Here we go again! In developments which will cause more scrutiny of US legal powers, a US judge has ordered Microsoft to hand over emails held in Dublin. This is not the first time I’ve blogged on data security issues. This time it’s the Stored Communications Act that is providing the power.
Brad Smith, general counsel of Microsoft had previously told the FT it would store data outside the US to allow its customers to make an informed decision about where their data is held and which laws apply to it. This ruling seemingly leaves that policy in tatters and, not surprisingly, Microsoft resisted handing over the data in this case and is planning to appeal.

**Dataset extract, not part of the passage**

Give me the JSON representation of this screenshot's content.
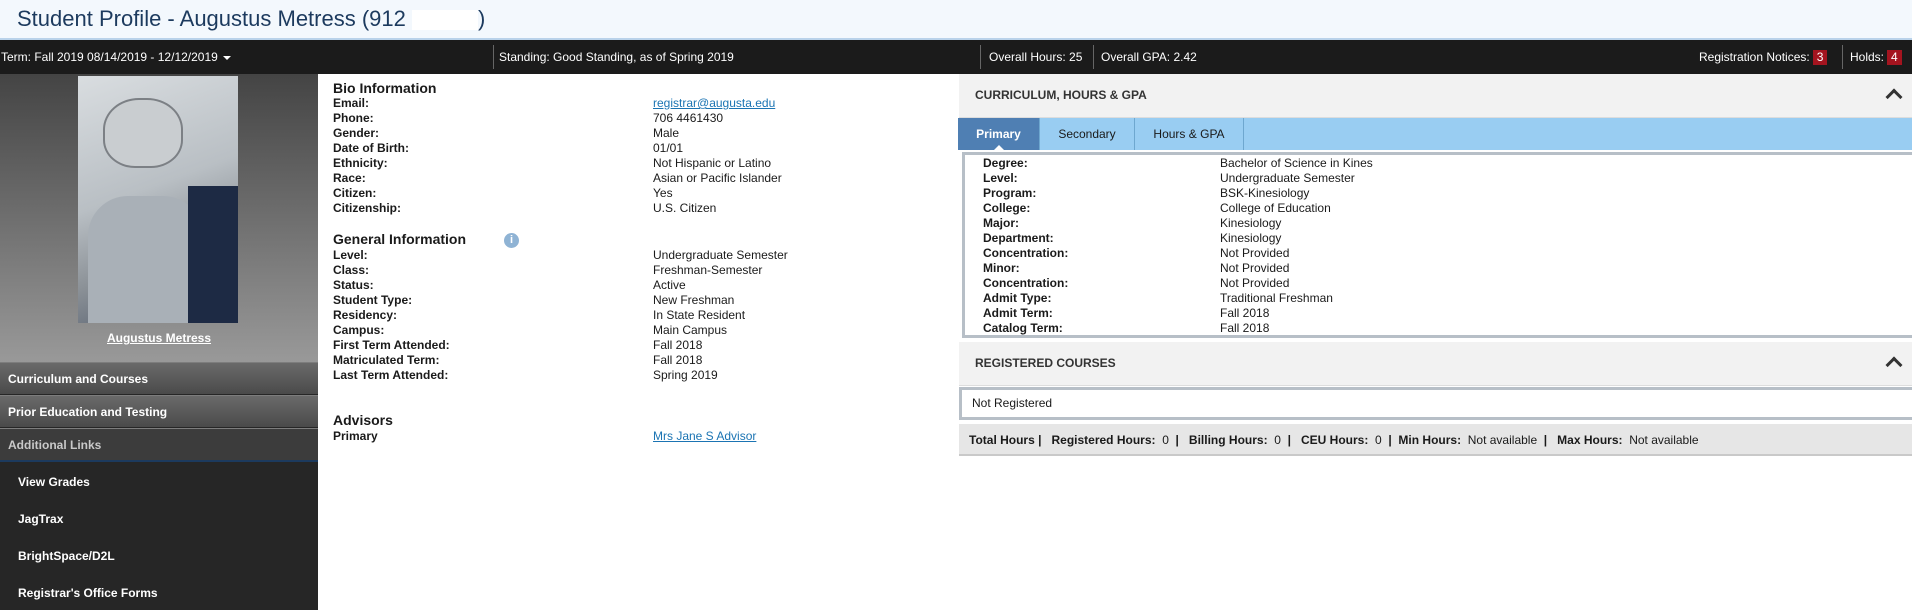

An EU spokeswoman was quoted by the BBC as saying the data should not be handed over. The EU Commission has long been trying to export data protection standards across the globe. The Safe Harbour agreement is part of that and so are the promises to bolster it after the Snowden revelations. So too its attempt to increase the standard of data protection through the new Data Protection Regulation (although Trend Micro’s research indicates it might need to do more to raise awareness since less than 50% of UK businesses are aware of the planned changes).
Let’s just go back to 2011 for a minute. At the launch of Office 365, Microsoft UK’s managing director Gordon Frazer controversially indicated Microsoft UK would hand over EU-based data to the US authorities under the USA Patriot Act since it was US owned. This caused a stir in the cloud sector at the time with some saying they were shocked — and with others saying Microsoft UK had simply voiced what they already knew (or at least suspected).
Of course, Snowden revealed in 2013 that the NSA was snooping on data all along anyway. The crucial distinction though was that those powers were being exercised broadly with bulk collection of data under general warrants.
At this stage of the case it is not clear which US government agency has applied for the data or whether the emails are stored by Microsoft Ireland as opposed to Microsoft US but the judge was clear that if US agencies had to coordinate efforts with foreign governments to secure such information under the international treaties “the burden on the government would be substantial, and law enforcement efforts would be seriously impeded.”
We await further developments.
UPDATE 24/06/14: I’ve now read the judgment so go visit my update post:
Microsoft data ruling avoids dealing with foreign governments
Image courtesy of renjith krishnan “Data Security” / FreeDigitalPhotos.net